» Instructions for the task: In this exercise, reproduce the whole listing exactly.

^^^^^^^^

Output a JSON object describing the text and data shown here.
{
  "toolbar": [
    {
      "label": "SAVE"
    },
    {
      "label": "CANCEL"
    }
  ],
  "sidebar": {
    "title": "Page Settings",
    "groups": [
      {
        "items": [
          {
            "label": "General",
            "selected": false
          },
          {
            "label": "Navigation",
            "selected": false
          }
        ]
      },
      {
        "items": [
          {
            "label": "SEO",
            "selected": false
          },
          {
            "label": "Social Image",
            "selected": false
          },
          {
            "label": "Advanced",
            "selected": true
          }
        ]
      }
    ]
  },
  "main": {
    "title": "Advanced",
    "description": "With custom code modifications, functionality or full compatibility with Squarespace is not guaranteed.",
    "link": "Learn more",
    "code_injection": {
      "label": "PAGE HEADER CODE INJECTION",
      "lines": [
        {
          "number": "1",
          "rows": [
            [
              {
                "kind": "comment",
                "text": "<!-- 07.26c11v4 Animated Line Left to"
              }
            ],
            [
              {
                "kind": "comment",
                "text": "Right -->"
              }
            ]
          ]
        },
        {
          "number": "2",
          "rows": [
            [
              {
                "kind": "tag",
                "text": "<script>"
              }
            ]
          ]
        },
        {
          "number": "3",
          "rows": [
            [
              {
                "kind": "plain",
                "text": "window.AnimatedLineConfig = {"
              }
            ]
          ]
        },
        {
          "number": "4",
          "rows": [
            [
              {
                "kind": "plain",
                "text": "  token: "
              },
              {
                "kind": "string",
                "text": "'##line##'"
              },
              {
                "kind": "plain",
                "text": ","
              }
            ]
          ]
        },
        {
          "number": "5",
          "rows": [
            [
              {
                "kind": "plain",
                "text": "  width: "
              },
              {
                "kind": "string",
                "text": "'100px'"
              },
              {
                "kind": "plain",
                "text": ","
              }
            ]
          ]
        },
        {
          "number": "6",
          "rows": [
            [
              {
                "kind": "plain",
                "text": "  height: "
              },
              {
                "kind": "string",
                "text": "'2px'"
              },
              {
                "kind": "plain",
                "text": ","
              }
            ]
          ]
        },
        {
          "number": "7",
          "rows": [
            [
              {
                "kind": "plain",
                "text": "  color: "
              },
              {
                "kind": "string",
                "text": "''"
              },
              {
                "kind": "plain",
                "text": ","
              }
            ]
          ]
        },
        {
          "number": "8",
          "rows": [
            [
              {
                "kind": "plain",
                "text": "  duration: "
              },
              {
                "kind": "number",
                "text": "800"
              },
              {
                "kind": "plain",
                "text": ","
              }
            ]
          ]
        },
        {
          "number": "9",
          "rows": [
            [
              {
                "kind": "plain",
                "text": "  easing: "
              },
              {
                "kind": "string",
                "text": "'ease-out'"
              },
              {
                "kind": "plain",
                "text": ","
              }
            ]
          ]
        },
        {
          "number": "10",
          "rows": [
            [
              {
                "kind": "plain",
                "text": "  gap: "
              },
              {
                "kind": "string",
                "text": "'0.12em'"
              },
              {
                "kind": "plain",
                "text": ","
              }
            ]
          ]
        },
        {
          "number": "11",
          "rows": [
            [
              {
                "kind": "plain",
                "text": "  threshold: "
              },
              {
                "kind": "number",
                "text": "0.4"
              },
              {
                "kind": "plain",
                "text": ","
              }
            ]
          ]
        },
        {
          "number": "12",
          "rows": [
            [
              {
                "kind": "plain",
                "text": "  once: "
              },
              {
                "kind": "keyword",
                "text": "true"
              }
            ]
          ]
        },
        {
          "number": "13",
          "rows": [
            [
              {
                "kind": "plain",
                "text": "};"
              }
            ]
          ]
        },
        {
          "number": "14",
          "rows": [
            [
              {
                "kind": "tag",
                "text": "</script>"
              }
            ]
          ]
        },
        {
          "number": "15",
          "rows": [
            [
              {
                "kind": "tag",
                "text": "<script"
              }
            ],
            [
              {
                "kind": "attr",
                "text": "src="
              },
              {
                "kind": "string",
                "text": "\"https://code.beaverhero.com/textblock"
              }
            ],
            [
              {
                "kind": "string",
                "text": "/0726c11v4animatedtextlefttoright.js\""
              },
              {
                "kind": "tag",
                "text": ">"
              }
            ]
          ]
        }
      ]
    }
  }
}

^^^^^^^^

» Response area:
Output a JSON object describing the text and data shown here.
{
  "toolbar": [
    {
      "label": "SAVE"
    },
    {
      "label": "CANCEL"
    }
  ],
  "sidebar": {
    "title": "Page Settings",
    "groups": [
      {
        "items": [
          {
            "label": "General",
            "selected": false
          },
          {
            "label": "Navigation",
            "selected": false
          }
        ]
      },
      {
        "items": [
          {
            "label": "SEO",
            "selected": false
          },
          {
            "label": "Social Image",
            "selected": false
          },
          {
            "label": "Advanced",
            "selected": true
          }
        ]
      }
    ]
  },
  "main": {
    "title": "Advanced",
    "description": "With custom code modifications, functionality or full compatibility with Squarespace is not guaranteed.",
    "link": "Learn more",
    "code_injection": {
      "label": "PAGE HEADER CODE INJECTION",
      "lines": [
        {
          "number": "1",
          "rows": [
            [
              {
                "kind": "comment",
                "text": "<!-- 07.26c11v4 Animated Line Left to"
              }
            ],
            [
              {
                "kind": "comment",
                "text": "Right -->"
              }
            ]
          ]
        },
        {
          "number": "2",
          "rows": [
            [
              {
                "kind": "tag",
                "text": "<script>"
              }
            ]
          ]
        },
        {
          "number": "3",
          "rows": [
            [
              {
                "kind": "plain",
                "text": "window.AnimatedLineConfig = {"
              }
            ]
          ]
        },
        {
          "number": "4",
          "rows": [
            [
              {
                "kind": "plain",
                "text": "  token: "
              },
              {
                "kind": "string",
                "text": "'##line##'"
              },
              {
                "kind": "plain",
                "text": ","
              }
            ]
          ]
        },
        {
          "number": "5",
          "rows": [
            [
              {
                "kind": "plain",
                "text": "  width: "
              },
              {
                "kind": "string",
                "text": "'100px'"
              },
              {
                "kind": "plain",
                "text": ","
              }
            ]
          ]
        },
        {
          "number": "6",
          "rows": [
            [
              {
                "kind": "plain",
                "text": "  height: "
              },
              {
                "kind": "string",
                "text": "'2px'"
              },
              {
                "kind": "plain",
                "text": ","
              }
            ]
          ]
        },
        {
          "number": "7",
          "rows": [
            [
              {
                "kind": "plain",
                "text": "  color: "
              },
              {
                "kind": "string",
                "text": "''"
              },
              {
                "kind": "plain",
                "text": ","
              }
            ]
          ]
        },
        {
          "number": "8",
          "rows": [
            [
              {
                "kind": "plain",
                "text": "  duration: "
              },
              {
                "kind": "number",
                "text": "800"
              },
              {
                "kind": "plain",
                "text": ","
              }
            ]
          ]
        },
        {
          "number": "9",
          "rows": [
            [
              {
                "kind": "plain",
                "text": "  easing: "
              },
              {
                "kind": "string",
                "text": "'ease-out'"
              },
              {
                "kind": "plain",
                "text": ","
              }
            ]
          ]
        },
        {
          "number": "10",
          "rows": [
            [
              {
                "kind": "plain",
                "text": "  gap: "
              },
              {
                "kind": "string",
                "text": "'0.12em'"
              },
              {
                "kind": "plain",
                "text": ","
              }
            ]
          ]
        },
        {
          "number": "11",
          "rows": [
            [
              {
                "kind": "plain",
                "text": "  threshold: "
              },
              {
                "kind": "number",
                "text": "0.4"
              },
              {
                "kind": "plain",
                "text": ","
              }
            ]
          ]
        },
        {
          "number": "12",
          "rows": [
            [
              {
                "kind": "plain",
                "text": "  once: "
              },
              {
                "kind": "keyword",
                "text": "true"
              }
            ]
          ]
        },
        {
          "number": "13",
          "rows": [
            [
              {
                "kind": "plain",
                "text": "};"
              }
            ]
          ]
        },
        {
          "number": "14",
          "rows": [
            [
              {
                "kind": "tag",
                "text": "</script>"
              }
            ]
          ]
        },
        {
          "number": "15",
          "rows": [
            [
              {
                "kind": "tag",
                "text": "<script"
              }
            ],
            [
              {
                "kind": "attr",
                "text": "src="
              },
              {
                "kind": "string",
                "text": "\"https://code.beaverhero.com/textblock"
              }
            ],
            [
              {
                "kind": "string",
                "text": "/0726c11v4animatedtextlefttoright.js\""
              },
              {
                "kind": "tag",
                "text": ">"
              }
            ]
          ]
        }
      ]
    }
  }
}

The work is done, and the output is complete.